Last week, George Eustice became the latest minister (the majority of whom have been Brexiteers) to quit the government, resigning in protest at Theresa May’s plan to give MPs a vote on delaying Brexit.
In his first interview since leaving the government, Eustice, who held the post of farming minister, went even further, stating that farming bosses were ‘wrong’ to fear a no deal Brexit - a dramatic statement which puts him at odds with Environment Secretary and chief Brexiteer Michael Gove.
Eustice isn’t the only former minister to flirt with no deal: both David Davis and Boris Johnson have suggested that no deal remains a better option than the government’s current plan and its much-discussed backstop.
But while they may claim that opinion is hardening behind them, the fact remains that the no dealers face considerable opposition. Many senior ministers continue to believe that ‘crashing out’ of Europe would be disastrous for the UK - and they have shown their ability to extract concessions from Number 10.
One of the more cerebral opponents of no deal has been Dominic Grieve. From the backbenches, the former attorney general has applied his legal mind to thwarting the government’s plans and increasing the power of parliament in the Brexit process. More controversially he’s one of nine Tory MPs to openly call for a second referendum.
Here at The Spectator, we couldn’t let sleeping dogs lie. On Monday 11th March, we’re bringing Eustice and Grieve together for a crunch debate, chaired by Fraser Nelson, on the future of Brexit.
As well Eustice and Grieve, we’ll be joined by two other Conservative MPs who represent different sides: Suella Braverman, the former Brexit minister who quit in November in protest at the withdrawal agreement, and Nicky Morgan, the former Education Secretary who has - at least until now - supported the government’s position.
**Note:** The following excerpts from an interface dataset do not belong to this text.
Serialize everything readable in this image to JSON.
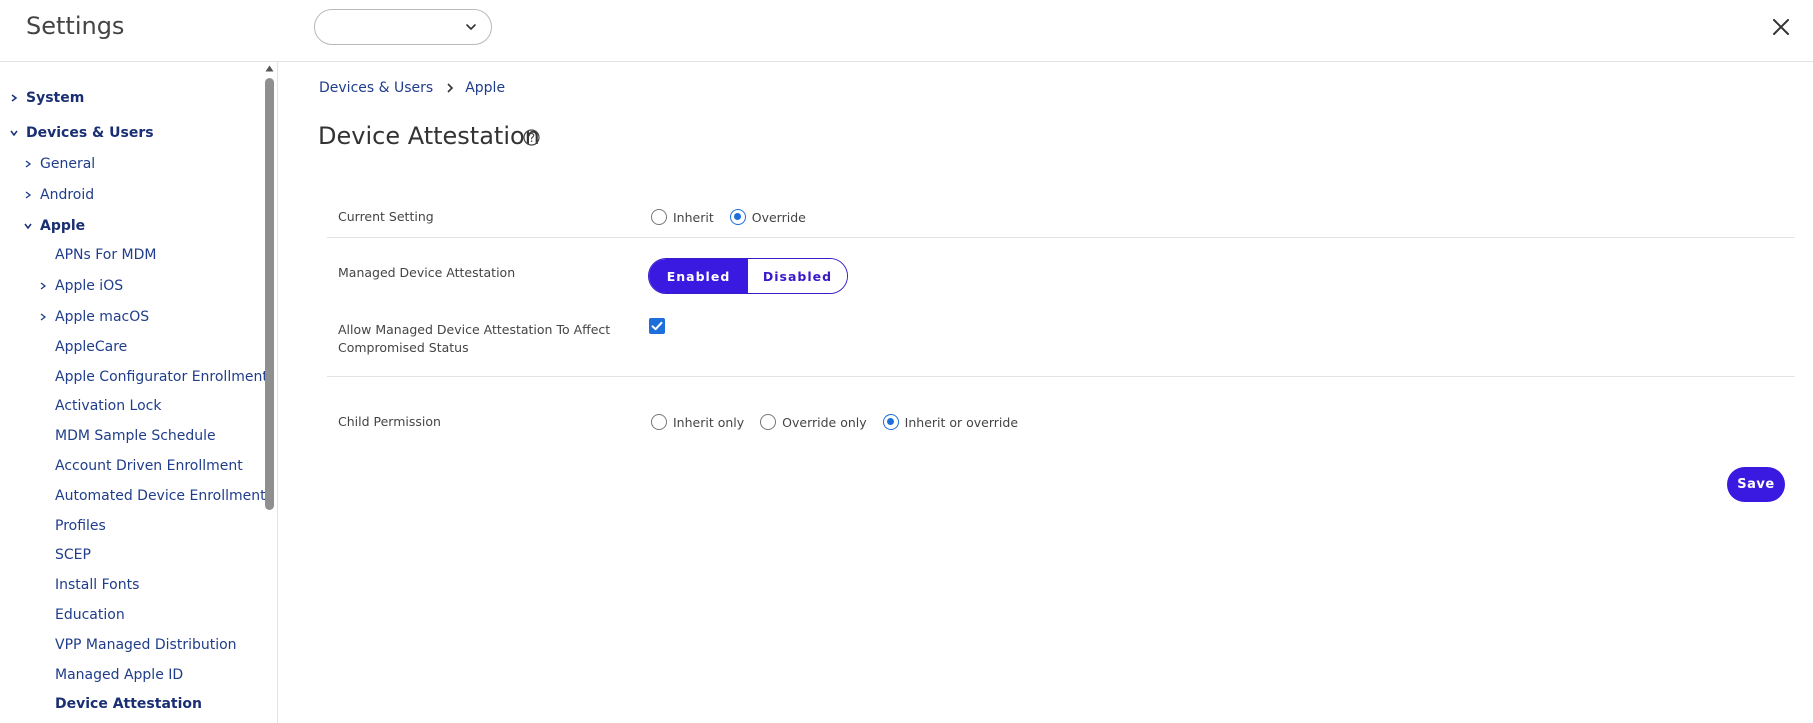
{
  "app": {
    "title": "Settings"
  },
  "header": {
    "org_select_value": ""
  },
  "sidebar": {
    "items": [
      {
        "label": "System"
      },
      {
        "label": "Devices & Users"
      },
      {
        "label": "General"
      },
      {
        "label": "Android"
      },
      {
        "label": "Apple"
      },
      {
        "label": "APNs For MDM"
      },
      {
        "label": "Apple iOS"
      },
      {
        "label": "Apple macOS"
      },
      {
        "label": "AppleCare"
      },
      {
        "label": "Apple Configurator Enrollment"
      },
      {
        "label": "Activation Lock"
      },
      {
        "label": "MDM Sample Schedule"
      },
      {
        "label": "Account Driven Enrollment"
      },
      {
        "label": "Automated Device Enrollment"
      },
      {
        "label": "Profiles"
      },
      {
        "label": "SCEP"
      },
      {
        "label": "Install Fonts"
      },
      {
        "label": "Education"
      },
      {
        "label": "VPP Managed Distribution"
      },
      {
        "label": "Managed Apple ID"
      },
      {
        "label": "Device Attestation"
      }
    ]
  },
  "breadcrumb": {
    "items": [
      "Devices & Users",
      "Apple"
    ]
  },
  "page": {
    "title": "Device Attestation"
  },
  "settings": {
    "current_setting": {
      "label": "Current Setting",
      "options": [
        "Inherit",
        "Override"
      ],
      "selected": "Override"
    },
    "managed_device_attestation": {
      "label": "Managed Device Attestation",
      "enabled_label": "Enabled",
      "disabled_label": "Disabled",
      "value": "Enabled"
    },
    "affect_compromised": {
      "label_line1": "Allow Managed Device Attestation To Affect",
      "label_line2": "Compromised Status",
      "checked": true
    },
    "child_permission": {
      "label": "Child Permission",
      "options": [
        "Inherit only",
        "Override only",
        "Inherit or override"
      ],
      "selected": "Inherit or override"
    }
  },
  "actions": {
    "save_label": "Save"
  },
  "colors": {
    "accent": "#3a19e0",
    "link": "#1f3d8a",
    "checked": "#1e6fd9"
  }
}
Joining them will be James Forsyth, our political editor, who last week revealed how the Prime Minister was doing her bit to make no deal less likely - including refusing to answer questions from senior ministers as to how she would direct the government to vote in a no deal showdown and snapping back at suggestions that Olly Robbins was running the show.
With the second meaningful vote expected to take place on Tuesday, and the Commons potentially voting on no deal (and/or extending Brexit) the day after, next week looks set to be one of the most consequential so far for the future of Brexit. Join us on Monday to get to the bottom of what’s really going on.
We’re offering Spectator subscribers - no dealers, Remainers and everyone in between - the chance to join us for a special rate of £22.50. We hope to see you there. It's going to be a good one.